── AVAILABLE DATA ──
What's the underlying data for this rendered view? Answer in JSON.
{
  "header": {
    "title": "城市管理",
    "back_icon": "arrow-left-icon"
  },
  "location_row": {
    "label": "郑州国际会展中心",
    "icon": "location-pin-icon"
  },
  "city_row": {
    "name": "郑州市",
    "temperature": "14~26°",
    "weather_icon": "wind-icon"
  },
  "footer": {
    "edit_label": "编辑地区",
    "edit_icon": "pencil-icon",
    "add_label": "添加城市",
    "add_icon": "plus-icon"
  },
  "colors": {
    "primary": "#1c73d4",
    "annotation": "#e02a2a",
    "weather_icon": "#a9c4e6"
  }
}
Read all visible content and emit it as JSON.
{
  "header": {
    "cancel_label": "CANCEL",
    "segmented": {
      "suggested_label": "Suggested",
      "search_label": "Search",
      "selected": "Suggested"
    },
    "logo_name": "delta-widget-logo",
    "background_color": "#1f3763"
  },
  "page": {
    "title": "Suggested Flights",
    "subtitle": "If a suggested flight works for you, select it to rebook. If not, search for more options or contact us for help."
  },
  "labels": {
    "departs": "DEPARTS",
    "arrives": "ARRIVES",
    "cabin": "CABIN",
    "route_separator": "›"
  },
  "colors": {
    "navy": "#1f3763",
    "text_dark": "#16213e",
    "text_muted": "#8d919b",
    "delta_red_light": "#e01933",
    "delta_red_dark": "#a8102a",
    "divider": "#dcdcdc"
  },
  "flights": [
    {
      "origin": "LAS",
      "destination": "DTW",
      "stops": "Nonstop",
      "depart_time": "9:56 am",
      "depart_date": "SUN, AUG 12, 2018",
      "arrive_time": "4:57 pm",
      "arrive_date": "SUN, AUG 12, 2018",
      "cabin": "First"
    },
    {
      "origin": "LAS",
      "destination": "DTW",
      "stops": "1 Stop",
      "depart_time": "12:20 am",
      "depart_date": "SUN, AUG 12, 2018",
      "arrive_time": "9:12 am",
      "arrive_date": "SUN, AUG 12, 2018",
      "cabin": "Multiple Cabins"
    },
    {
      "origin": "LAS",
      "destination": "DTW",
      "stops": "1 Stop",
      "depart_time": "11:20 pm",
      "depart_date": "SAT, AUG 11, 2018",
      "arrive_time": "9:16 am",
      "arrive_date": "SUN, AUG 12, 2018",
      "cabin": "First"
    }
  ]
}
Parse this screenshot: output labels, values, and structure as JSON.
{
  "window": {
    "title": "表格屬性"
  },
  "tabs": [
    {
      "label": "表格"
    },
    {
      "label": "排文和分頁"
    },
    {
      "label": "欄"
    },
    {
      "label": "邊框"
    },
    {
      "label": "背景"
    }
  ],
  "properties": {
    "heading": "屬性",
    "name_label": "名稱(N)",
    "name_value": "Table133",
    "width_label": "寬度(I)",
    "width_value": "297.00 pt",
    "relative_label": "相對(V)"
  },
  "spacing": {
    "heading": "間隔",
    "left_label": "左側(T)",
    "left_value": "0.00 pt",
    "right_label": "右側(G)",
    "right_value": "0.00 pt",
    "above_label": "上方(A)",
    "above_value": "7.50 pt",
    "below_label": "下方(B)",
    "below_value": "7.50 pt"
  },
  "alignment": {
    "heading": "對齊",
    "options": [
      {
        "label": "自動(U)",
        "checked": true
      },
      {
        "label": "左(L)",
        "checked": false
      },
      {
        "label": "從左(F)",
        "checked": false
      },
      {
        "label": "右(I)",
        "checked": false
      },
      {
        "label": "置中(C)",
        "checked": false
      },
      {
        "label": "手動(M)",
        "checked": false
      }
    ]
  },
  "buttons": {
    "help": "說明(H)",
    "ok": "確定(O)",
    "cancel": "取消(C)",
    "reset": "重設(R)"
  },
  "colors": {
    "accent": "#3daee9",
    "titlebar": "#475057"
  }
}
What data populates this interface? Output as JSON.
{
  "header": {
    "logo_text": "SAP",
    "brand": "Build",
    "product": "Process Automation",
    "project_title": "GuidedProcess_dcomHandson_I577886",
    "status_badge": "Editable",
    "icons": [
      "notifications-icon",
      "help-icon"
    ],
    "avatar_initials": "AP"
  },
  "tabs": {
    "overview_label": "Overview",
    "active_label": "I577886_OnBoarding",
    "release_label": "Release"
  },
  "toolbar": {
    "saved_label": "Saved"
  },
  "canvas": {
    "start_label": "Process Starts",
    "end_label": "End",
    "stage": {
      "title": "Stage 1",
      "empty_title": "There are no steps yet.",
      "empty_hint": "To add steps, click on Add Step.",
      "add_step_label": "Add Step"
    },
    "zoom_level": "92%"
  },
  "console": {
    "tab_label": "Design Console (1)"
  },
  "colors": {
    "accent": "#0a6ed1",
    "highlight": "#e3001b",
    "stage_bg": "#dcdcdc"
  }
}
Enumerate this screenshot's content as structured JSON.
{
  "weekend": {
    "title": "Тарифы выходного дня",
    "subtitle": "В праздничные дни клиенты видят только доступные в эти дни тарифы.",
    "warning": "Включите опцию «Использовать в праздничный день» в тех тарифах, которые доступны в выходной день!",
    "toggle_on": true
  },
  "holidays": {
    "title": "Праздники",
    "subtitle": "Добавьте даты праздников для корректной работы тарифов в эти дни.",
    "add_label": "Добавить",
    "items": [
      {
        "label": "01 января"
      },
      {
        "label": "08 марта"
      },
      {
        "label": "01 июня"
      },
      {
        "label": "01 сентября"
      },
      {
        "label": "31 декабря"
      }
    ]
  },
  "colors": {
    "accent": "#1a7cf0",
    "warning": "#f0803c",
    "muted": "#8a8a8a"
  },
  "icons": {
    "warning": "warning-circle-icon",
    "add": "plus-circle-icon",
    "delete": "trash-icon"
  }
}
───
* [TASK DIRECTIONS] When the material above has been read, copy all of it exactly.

* [RESPONSE]
What's the underlying data for this rendered view? Answer in JSON.
{
  "header": {
    "title": "城市管理",
    "back_icon": "arrow-left-icon"
  },
  "location_row": {
    "label": "郑州国际会展中心",
    "icon": "location-pin-icon"
  },
  "city_row": {
    "name": "郑州市",
    "temperature": "14~26°",
    "weather_icon": "wind-icon"
  },
  "footer": {
    "edit_label": "编辑地区",
    "edit_icon": "pencil-icon",
    "add_label": "添加城市",
    "add_icon": "plus-icon"
  },
  "colors": {
    "primary": "#1c73d4",
    "annotation": "#e02a2a",
    "weather_icon": "#a9c4e6"
  }
}
Read all visible content and emit it as JSON.
{
  "header": {
    "cancel_label": "CANCEL",
    "segmented": {
      "suggested_label": "Suggested",
      "search_label": "Search",
      "selected": "Suggested"
    },
    "logo_name": "delta-widget-logo",
    "background_color": "#1f3763"
  },
  "page": {
    "title": "Suggested Flights",
    "subtitle": "If a suggested flight works for you, select it to rebook. If not, search for more options or contact us for help."
  },
  "labels": {
    "departs": "DEPARTS",
    "arrives": "ARRIVES",
    "cabin": "CABIN",
    "route_separator": "›"
  },
  "colors": {
    "navy": "#1f3763",
    "text_dark": "#16213e",
    "text_muted": "#8d919b",
    "delta_red_light": "#e01933",
    "delta_red_dark": "#a8102a",
    "divider": "#dcdcdc"
  },
  "flights": [
    {
      "origin": "LAS",
      "destination": "DTW",
      "stops": "Nonstop",
      "depart_time": "9:56 am",
      "depart_date": "SUN, AUG 12, 2018",
      "arrive_time": "4:57 pm",
      "arrive_date": "SUN, AUG 12, 2018",
      "cabin": "First"
    },
    {
      "origin": "LAS",
      "destination": "DTW",
      "stops": "1 Stop",
      "depart_time": "12:20 am",
      "depart_date": "SUN, AUG 12, 2018",
      "arrive_time": "9:12 am",
      "arrive_date": "SUN, AUG 12, 2018",
      "cabin": "Multiple Cabins"
    },
    {
      "origin": "LAS",
      "destination": "DTW",
      "stops": "1 Stop",
      "depart_time": "11:20 pm",
      "depart_date": "SAT, AUG 11, 2018",
      "arrive_time": "9:16 am",
      "arrive_date": "SUN, AUG 12, 2018",
      "cabin": "First"
    }
  ]
}
Parse this screenshot: output labels, values, and structure as JSON.
{
  "window": {
    "title": "表格屬性"
  },
  "tabs": [
    {
      "label": "表格"
    },
    {
      "label": "排文和分頁"
    },
    {
      "label": "欄"
    },
    {
      "label": "邊框"
    },
    {
      "label": "背景"
    }
  ],
  "properties": {
    "heading": "屬性",
    "name_label": "名稱(N)",
    "name_value": "Table133",
    "width_label": "寬度(I)",
    "width_value": "297.00 pt",
    "relative_label": "相對(V)"
  },
  "spacing": {
    "heading": "間隔",
    "left_label": "左側(T)",
    "left_value": "0.00 pt",
    "right_label": "右側(G)",
    "right_value": "0.00 pt",
    "above_label": "上方(A)",
    "above_value": "7.50 pt",
    "below_label": "下方(B)",
    "below_value": "7.50 pt"
  },
  "alignment": {
    "heading": "對齊",
    "options": [
      {
        "label": "自動(U)",
        "checked": true
      },
      {
        "label": "左(L)",
        "checked": false
      },
      {
        "label": "從左(F)",
        "checked": false
      },
      {
        "label": "右(I)",
        "checked": false
      },
      {
        "label": "置中(C)",
        "checked": false
      },
      {
        "label": "手動(M)",
        "checked": false
      }
    ]
  },
  "buttons": {
    "help": "說明(H)",
    "ok": "確定(O)",
    "cancel": "取消(C)",
    "reset": "重設(R)"
  },
  "colors": {
    "accent": "#3daee9",
    "titlebar": "#475057"
  }
}
What data populates this interface? Output as JSON.
{
  "header": {
    "logo_text": "SAP",
    "brand": "Build",
    "product": "Process Automation",
    "project_title": "GuidedProcess_dcomHandson_I577886",
    "status_badge": "Editable",
    "icons": [
      "notifications-icon",
      "help-icon"
    ],
    "avatar_initials": "AP"
  },
  "tabs": {
    "overview_label": "Overview",
    "active_label": "I577886_OnBoarding",
    "release_label": "Release"
  },
  "toolbar": {
    "saved_label": "Saved"
  },
  "canvas": {
    "start_label": "Process Starts",
    "end_label": "End",
    "stage": {
      "title": "Stage 1",
      "empty_title": "There are no steps yet.",
      "empty_hint": "To add steps, click on Add Step.",
      "add_step_label": "Add Step"
    },
    "zoom_level": "92%"
  },
  "console": {
    "tab_label": "Design Console (1)"
  },
  "colors": {
    "accent": "#0a6ed1",
    "highlight": "#e3001b",
    "stage_bg": "#dcdcdc"
  }
}
Enumerate this screenshot's content as structured JSON.
{
  "weekend": {
    "title": "Тарифы выходного дня",
    "subtitle": "В праздничные дни клиенты видят только доступные в эти дни тарифы.",
    "warning": "Включите опцию «Использовать в праздничный день» в тех тарифах, которые доступны в выходной день!",
    "toggle_on": true
  },
  "holidays": {
    "title": "Праздники",
    "subtitle": "Добавьте даты праздников для корректной работы тарифов в эти дни.",
    "add_label": "Добавить",
    "items": [
      {
        "label": "01 января"
      },
      {
        "label": "08 марта"
      },
      {
        "label": "01 июня"
      },
      {
        "label": "01 сентября"
      },
      {
        "label": "31 декабря"
      }
    ]
  },
  "colors": {
    "accent": "#1a7cf0",
    "warning": "#f0803c",
    "muted": "#8a8a8a"
  },
  "icons": {
    "warning": "warning-circle-icon",
    "add": "plus-circle-icon",
    "delete": "trash-icon"
  }
}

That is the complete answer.